He attributed the trend to a lack of services land available for immediate development, increasing infrastructure costs and planning delays that prevent zoned land from getting to market.
“The incursion of residential into traditional industrial zones can be seen most clearly in the inner city, but also in the middle ring suburbs where industry is displaced to outer areas,” he said.
In the west, small blocks that traded for $190 per square metre three years ago would now trade for closer to $300 sq m.
Larger blocks that traded for $150 sq m are now trading for closer to $200sq m.

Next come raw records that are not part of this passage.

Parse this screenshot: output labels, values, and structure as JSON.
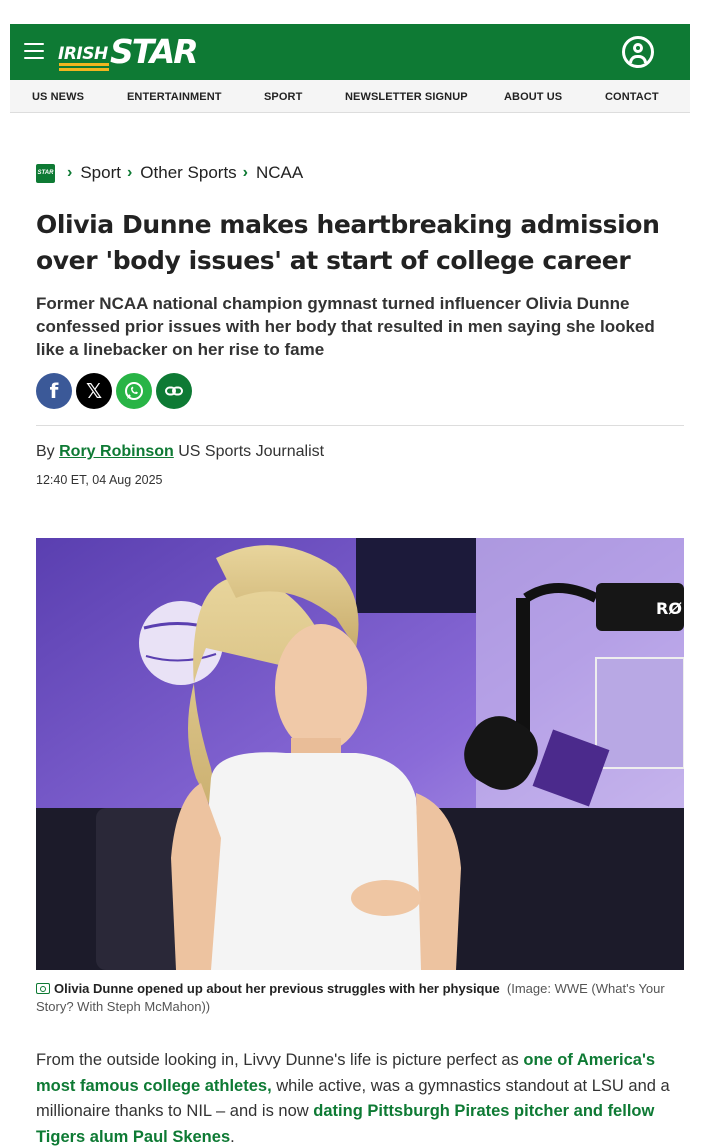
{
  "header": {
    "logo_irish": "IRISH",
    "logo_star": "STAR",
    "nav": [
      "US NEWS",
      "ENTERTAINMENT",
      "SPORT",
      "NEWSLETTER SIGNUP",
      "ABOUT US",
      "CONTACT"
    ]
  },
  "breadcrumb": {
    "logo_text": "STAR",
    "items": [
      "Sport",
      "Other Sports",
      "NCAA"
    ]
  },
  "article": {
    "headline": "Olivia Dunne makes heartbreaking admission over 'body issues' at start of college career",
    "standfirst": "Former NCAA national champion gymnast turned influencer Olivia Dunne confessed prior issues with her body that resulted in men saying she looked like a linebacker on her rise to fame",
    "by_prefix": "By",
    "author": "Rory Robinson",
    "author_role": "US Sports Journalist",
    "timestamp": "12:40 ET, 04 Aug 2025",
    "share_buttons": [
      "facebook-icon",
      "x-icon",
      "whatsapp-icon",
      "link-icon"
    ],
    "caption": "Olivia Dunne opened up about her previous struggles with her physique",
    "caption_credit": "(Image: WWE (What's Your Story? With Steph McMahon))",
    "body": {
      "part1": "From the outside looking in, Livvy Dunne's life is picture perfect as ",
      "link1": "one of America's most famous college athletes,",
      "part2": " while active, was a gymnastics standout at LSU and a millionaire thanks to NIL – and is now ",
      "link2": "dating Pittsburgh Pirates pitcher and fellow Tigers alum Paul Skenes",
      "part3": "."
    }
  },
  "colors": {
    "brand_green": "#0e7a34",
    "accent_gold": "#f2b61f",
    "facebook": "#3b5998",
    "whatsapp": "#28b446"
  }
}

In 2015 the firm sold a specialist property, the 80 hectare Drystone Estate at Truganina to Charter Hall for $27 sq m.
Earlier this year Charter Hall acquired a neighbouring, 60 ha property for $95 sq m.
In the space of only 18 months, Cadence Property Group reports a 45 per cent increase in sales results for serviced land at its nearby, 40 hectare mixed use development, The Crossing.
“Around three years ago the Melbourne industrial land market was reasonably subdued,” Cadence managing director Charlie Buxton said. “This extended period of moderated development conditions generated a shortage of serviced land which has now come to a head very abruptly.”
Cushman and Wakefield’s research shows prices for vacant land in the south-eastern industrial belt have gained as much as 50 per cent, especially since the start of the year.
“Small blocks that traded for $325 sq m three years ago would now trade for closer to $500 sq m,” Mr Crabb said. “Larger blocks that traded for $200 sq m are now trading for over $300 sq m.”
In the north, the value of smaller blocks has gained more than 50 per cent (from $200 sq m to $400 sq m) with larger lots rising by around 30 per cent (from $170 sq m to $250 sq m).
The strength of the northern market stands to be tested with the latest stage release of MAB Corporation’s Alliance Business Park project at Epping, a banana’s throw from Melbourne’s new fruit and vegetable market.
Featuring 3.6 hectare of landscaped wetlands, the Gateway Boulevard development is expected to fetch record prices in the current sealed tender process.
New Office Warehouses, Warehouse Units and Warehouse stores in Point Cook now selling www.thebasepointcook.com.au
New Urban Workspaces in Brooklyn now selling www.workspacebrooklyn.com.au
New Urban Workspaces in Yarraville now for lease at www.thebaseyarraville.com.au